Task goal: With the pictures set aside, reproduce each entry precisely as it reads.

........

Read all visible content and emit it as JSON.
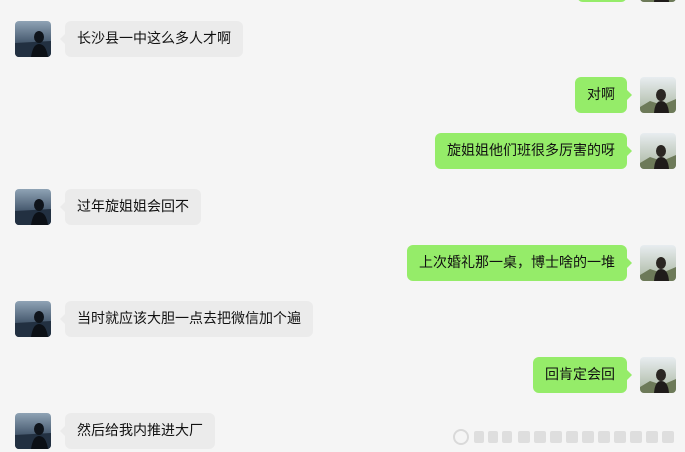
{
  "conversation": {
    "messages": [
      {
        "side": "left",
        "text": "长沙县一中这么多人才啊"
      },
      {
        "side": "right",
        "text": "对啊"
      },
      {
        "side": "right",
        "text": "旋姐姐他们班很多厉害的呀"
      },
      {
        "side": "left",
        "text": "过年旋姐姐会回不"
      },
      {
        "side": "right",
        "text": "上次婚礼那一桌，博士啥的一堆"
      },
      {
        "side": "left",
        "text": "当时就应该大胆一点去把微信加个遍"
      },
      {
        "side": "right",
        "text": "回肯定会回"
      },
      {
        "side": "left",
        "text": "然后给我内推进大厂"
      }
    ]
  },
  "colors": {
    "background": "#f5f5f5",
    "incoming_bubble": "#ebebeb",
    "outgoing_bubble": "#95ec69",
    "text": "#111111"
  },
  "icons": {
    "incoming_avatar": "contact-avatar-icon",
    "outgoing_avatar": "self-avatar-icon",
    "watermark": "watermark-logo"
  }
}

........

Exercise answer:
Read all visible content and emit it as JSON.
{
  "conversation": {
    "messages": [
      {
        "side": "left",
        "text": "长沙县一中这么多人才啊"
      },
      {
        "side": "right",
        "text": "对啊"
      },
      {
        "side": "right",
        "text": "旋姐姐他们班很多厉害的呀"
      },
      {
        "side": "left",
        "text": "过年旋姐姐会回不"
      },
      {
        "side": "right",
        "text": "上次婚礼那一桌，博士啥的一堆"
      },
      {
        "side": "left",
        "text": "当时就应该大胆一点去把微信加个遍"
      },
      {
        "side": "right",
        "text": "回肯定会回"
      },
      {
        "side": "left",
        "text": "然后给我内推进大厂"
      }
    ]
  },
  "colors": {
    "background": "#f5f5f5",
    "incoming_bubble": "#ebebeb",
    "outgoing_bubble": "#95ec69",
    "text": "#111111"
  },
  "icons": {
    "incoming_avatar": "contact-avatar-icon",
    "outgoing_avatar": "self-avatar-icon",
    "watermark": "watermark-logo"
  }
}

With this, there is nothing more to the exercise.